What to do:
What lines below mention the word "badge"? Copy each one.

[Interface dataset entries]
::::

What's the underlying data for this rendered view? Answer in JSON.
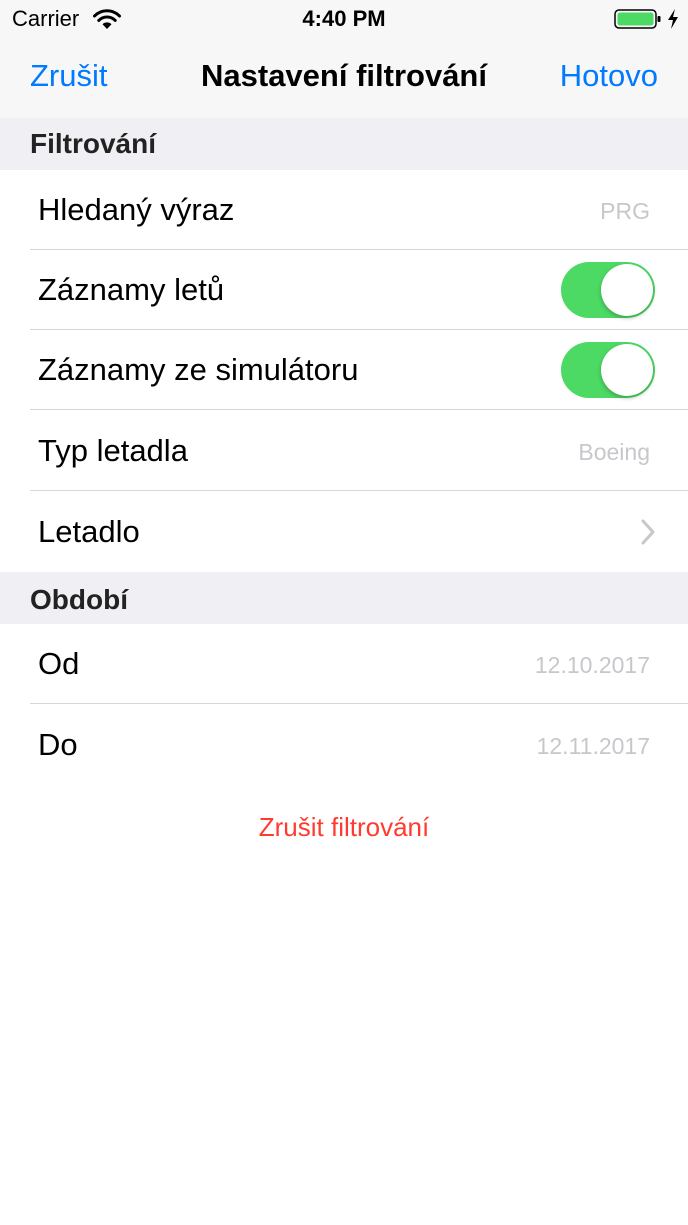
{
  "status_bar": {
    "carrier": "Carrier",
    "time": "4:40 PM",
    "icons": [
      "wifi-icon",
      "battery-icon",
      "charging-bolt-icon"
    ],
    "battery_color": "#4cd964"
  },
  "nav": {
    "left_label": "Zrušit",
    "title": "Nastavení filtrování",
    "right_label": "Hotovo",
    "accent_color": "#007aff"
  },
  "filter_section": {
    "header": "Filtrování",
    "rows": [
      {
        "label": "Hledaný výraz",
        "value": "PRG"
      },
      {
        "label": "Záznamy letů",
        "toggle_on": true
      },
      {
        "label": "Záznamy ze simulátoru",
        "toggle_on": true
      },
      {
        "label": "Typ letadla",
        "value": "Boeing"
      },
      {
        "label": "Letadlo",
        "icon": "chevron-right-icon"
      }
    ]
  },
  "period_section": {
    "header": "Období",
    "rows": [
      {
        "label": "Od",
        "value": "12.10.2017"
      },
      {
        "label": "Do",
        "value": "12.11.2017"
      }
    ]
  },
  "reset_label": "Zrušit filtrování",
  "colors": {
    "toggle_on": "#4cd964",
    "destructive": "#ff3b30",
    "placeholder": "#c7c7cc",
    "section_bg": "#efeff4"
  }
}
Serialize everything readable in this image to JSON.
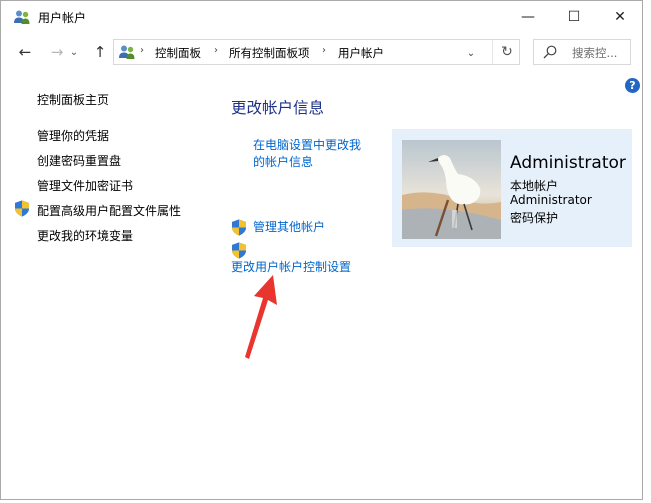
{
  "window": {
    "title": "用户帐户"
  },
  "titlebar": {
    "minimize": "—",
    "maximize": "☐",
    "close": "✕"
  },
  "nav": {
    "back_icon": "←",
    "forward_icon": "→",
    "recent_icon": "⌄",
    "up_icon": "↑",
    "breadcrumb": [
      "控制面板",
      "所有控制面板项",
      "用户帐户"
    ],
    "separator": "›",
    "dropdown_icon": "⌄",
    "refresh_icon": "↻",
    "search_placeholder": "搜索控..."
  },
  "help_label": "?",
  "sidebar": {
    "items": [
      {
        "label": "控制面板主页",
        "shield": false
      },
      {
        "label": "管理你的凭据",
        "shield": false
      },
      {
        "label": "创建密码重置盘",
        "shield": false
      },
      {
        "label": "管理文件加密证书",
        "shield": false
      },
      {
        "label": "配置高级用户配置文件属性",
        "shield": true
      },
      {
        "label": "更改我的环境变量",
        "shield": false
      }
    ]
  },
  "main": {
    "heading": "更改帐户信息",
    "pc_settings_link": [
      "在电脑设置中更改我",
      "的帐户信息"
    ],
    "manage_other": "管理其他帐户",
    "uac_settings": "更改用户帐户控制设置"
  },
  "user": {
    "name": "Administrator",
    "lines": [
      "本地帐户",
      "Administrator",
      "密码保护"
    ]
  },
  "colors": {
    "heading": "#1e3287",
    "link": "#0066cc",
    "panel": "#e6f0fb",
    "arrow": "#e8352e"
  },
  "icons": [
    "users-icon",
    "back-arrow-icon",
    "forward-arrow-icon",
    "up-arrow-icon",
    "refresh-icon",
    "search-icon",
    "help-icon",
    "uac-shield-icon",
    "annotation-arrow"
  ]
}
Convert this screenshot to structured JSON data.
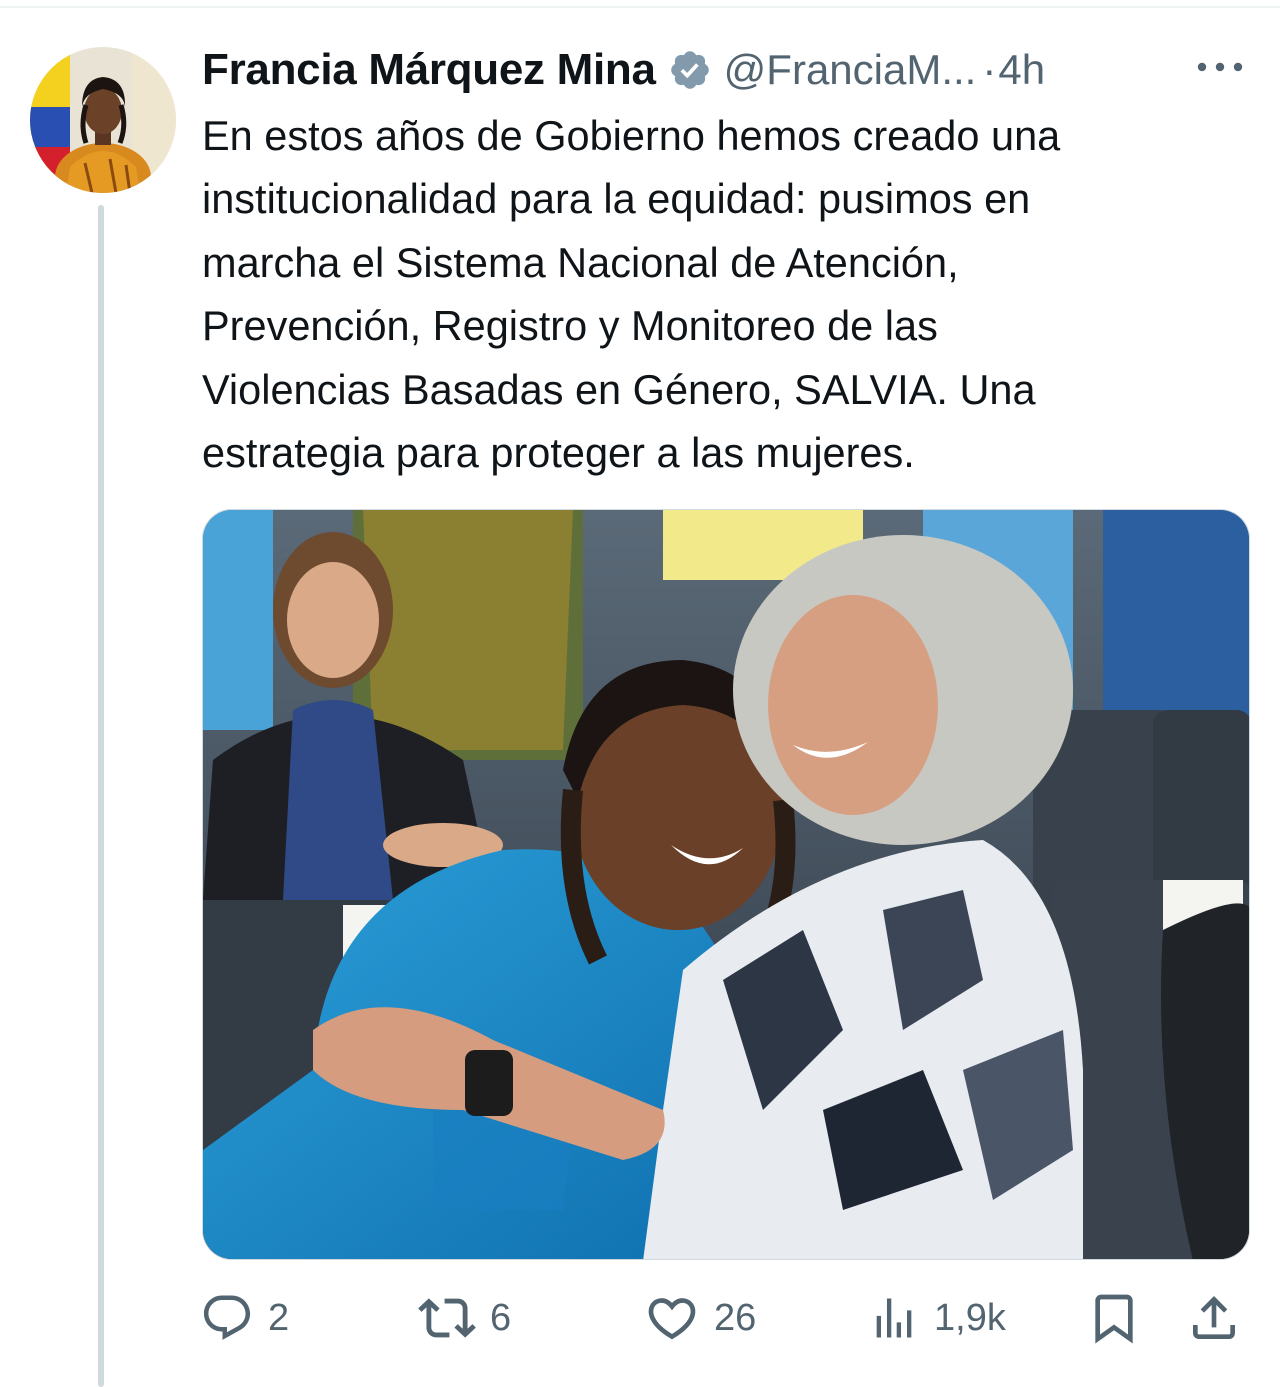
{
  "tweet": {
    "author_name": "Francia Márquez Mina",
    "handle": "@FranciaM...",
    "separator": "·",
    "time": "4h",
    "text": "En estos años de Gobierno hemos creado una\ninstitucionalidad para la equidad: pusimos en\nmarcha el Sistema Nacional de Atención,\nPrevención, Registro y Monitoreo de las\nViolencias Basadas en Género, SALVIA. Una\nestrategia para proteger a las mujeres."
  },
  "actions": {
    "replies": "2",
    "reposts": "6",
    "likes": "26",
    "views": "1,9k"
  },
  "icons": {
    "verified": "verified-badge-icon",
    "more": "more-icon",
    "reply": "reply-icon",
    "repost": "repost-icon",
    "like": "like-icon",
    "views": "views-icon",
    "bookmark": "bookmark-icon",
    "share": "share-icon"
  },
  "colors": {
    "text": "#0f1419",
    "muted": "#536471",
    "verified": "#829aab",
    "thread_line": "#cfd9de"
  }
}
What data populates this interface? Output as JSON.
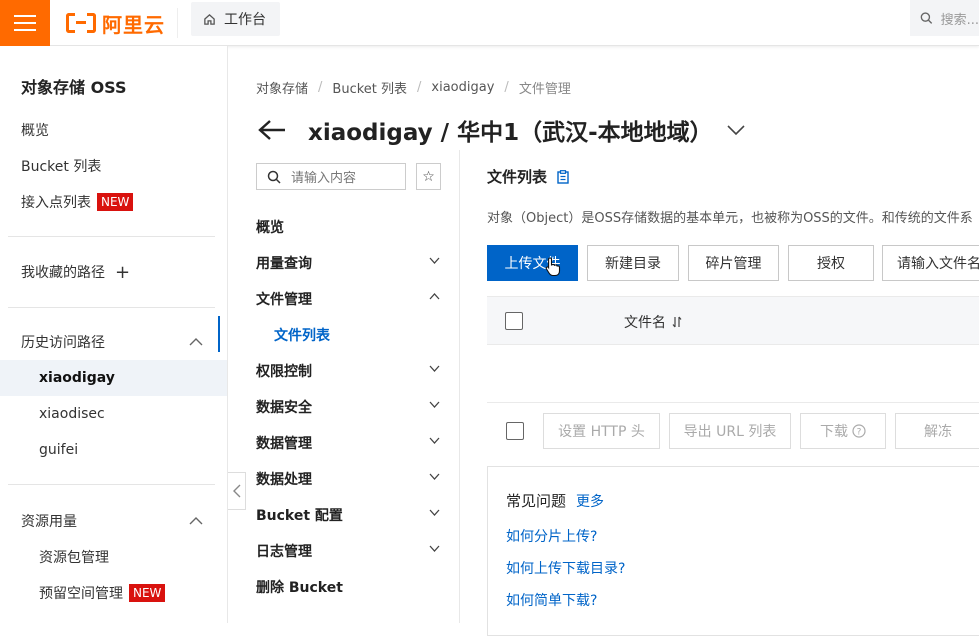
{
  "topbar": {
    "logo_text": "阿里云",
    "workbench_label": "工作台",
    "search_placeholder": "搜索..."
  },
  "sidebar": {
    "title": "对象存储 OSS",
    "items_top": [
      {
        "label": "概览"
      },
      {
        "label": "Bucket 列表"
      },
      {
        "label": "接入点列表",
        "badge": "NEW"
      }
    ],
    "favorites_label": "我收藏的路径",
    "history_label": "历史访问路径",
    "history_items": [
      "xiaodigay",
      "xiaodisec",
      "guifei"
    ],
    "resource_label": "资源用量",
    "resource_items": [
      {
        "label": "资源包管理"
      },
      {
        "label": "预留空间管理",
        "badge": "NEW"
      }
    ]
  },
  "breadcrumb": [
    "对象存储",
    "Bucket 列表",
    "xiaodigay",
    "文件管理"
  ],
  "header": {
    "title": "xiaodigay / 华中1（武汉-本地地域）"
  },
  "subnav": {
    "search_placeholder": "请输入内容",
    "items": [
      {
        "label": "概览",
        "chevron": ""
      },
      {
        "label": "用量查询",
        "chevron": "down"
      },
      {
        "label": "文件管理",
        "chevron": "up"
      },
      {
        "label": "文件列表",
        "chevron": "",
        "sub": true
      },
      {
        "label": "权限控制",
        "chevron": "down"
      },
      {
        "label": "数据安全",
        "chevron": "down"
      },
      {
        "label": "数据管理",
        "chevron": "down"
      },
      {
        "label": "数据处理",
        "chevron": "down"
      },
      {
        "label": "Bucket 配置",
        "chevron": "down"
      },
      {
        "label": "日志管理",
        "chevron": "down"
      },
      {
        "label": "删除 Bucket",
        "chevron": ""
      }
    ]
  },
  "main": {
    "title": "文件列表",
    "description": "对象（Object）是OSS存储数据的基本单元，也被称为OSS的文件。和传统的文件系",
    "buttons": {
      "upload": "上传文件",
      "new_dir": "新建目录",
      "fragments": "碎片管理",
      "authorize": "授权",
      "search_placeholder": "请输入文件名"
    },
    "table": {
      "col_name": "文件名"
    },
    "bulk_actions": {
      "http_header": "设置 HTTP 头",
      "export_url": "导出 URL 列表",
      "download": "下载",
      "unfreeze": "解冻"
    },
    "faq": {
      "title": "常见问题",
      "more": "更多",
      "links": [
        "如何分片上传?",
        "如何上传下载目录?",
        "如何简单下载?"
      ]
    }
  },
  "colors": {
    "brand": "#ff6a00",
    "primary": "#0064c8",
    "badge": "#d9120e"
  }
}
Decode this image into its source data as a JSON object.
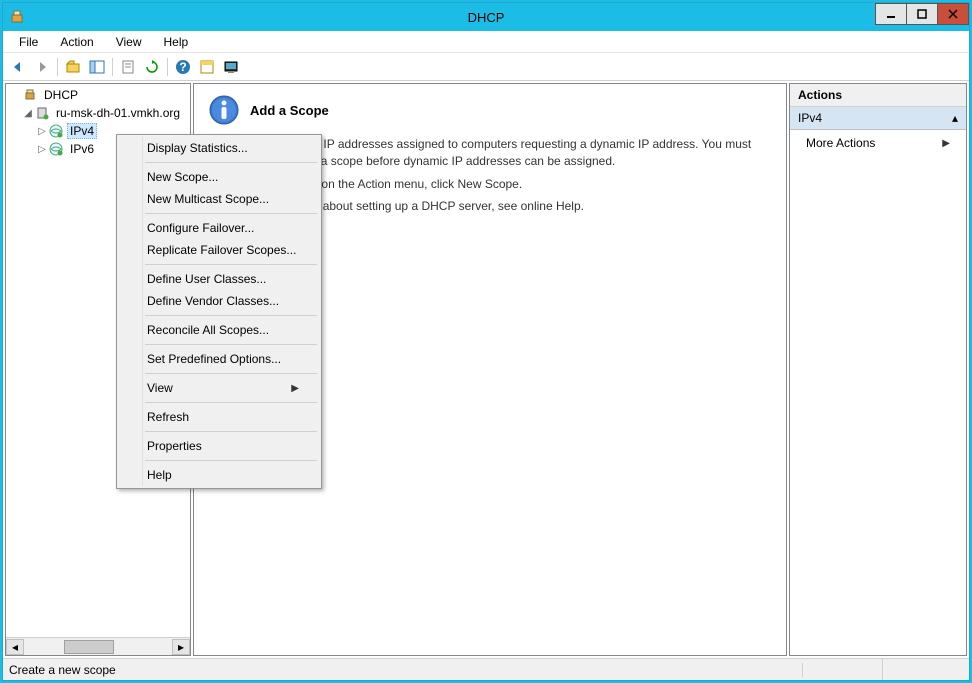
{
  "title": "DHCP",
  "menubar": [
    "File",
    "Action",
    "View",
    "Help"
  ],
  "tree": {
    "root": "DHCP",
    "server": "ru-msk-dh-01.vmkh.org",
    "ipv4": "IPv4",
    "ipv6": "IPv6"
  },
  "center": {
    "title": "Add a Scope",
    "p1": "A scope is a range of IP addresses assigned to computers requesting a dynamic IP address. You must create and configure a scope before dynamic IP addresses can be assigned.",
    "p2": "To add a new scope, on the Action menu, click New Scope.",
    "p3": "For more information about setting up a DHCP server, see online Help."
  },
  "actions": {
    "header": "Actions",
    "section": "IPv4",
    "more": "More Actions"
  },
  "context_menu": [
    {
      "label": "Display Statistics...",
      "t": "i"
    },
    {
      "t": "sep"
    },
    {
      "label": "New Scope...",
      "t": "i"
    },
    {
      "label": "New Multicast Scope...",
      "t": "i"
    },
    {
      "t": "sep"
    },
    {
      "label": "Configure Failover...",
      "t": "i"
    },
    {
      "label": "Replicate Failover Scopes...",
      "t": "i"
    },
    {
      "t": "sep"
    },
    {
      "label": "Define User Classes...",
      "t": "i"
    },
    {
      "label": "Define Vendor Classes...",
      "t": "i"
    },
    {
      "t": "sep"
    },
    {
      "label": "Reconcile All Scopes...",
      "t": "i"
    },
    {
      "t": "sep"
    },
    {
      "label": "Set Predefined Options...",
      "t": "i"
    },
    {
      "t": "sep"
    },
    {
      "label": "View",
      "t": "i",
      "arrow": true
    },
    {
      "t": "sep"
    },
    {
      "label": "Refresh",
      "t": "i"
    },
    {
      "t": "sep"
    },
    {
      "label": "Properties",
      "t": "i"
    },
    {
      "t": "sep"
    },
    {
      "label": "Help",
      "t": "i"
    }
  ],
  "status": "Create a new scope"
}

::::

Response to this task:
    "verified": "verified-badge-icon",
        "badge": "NEW"
        "badge": "NEW"
    "badge": "#d9120e"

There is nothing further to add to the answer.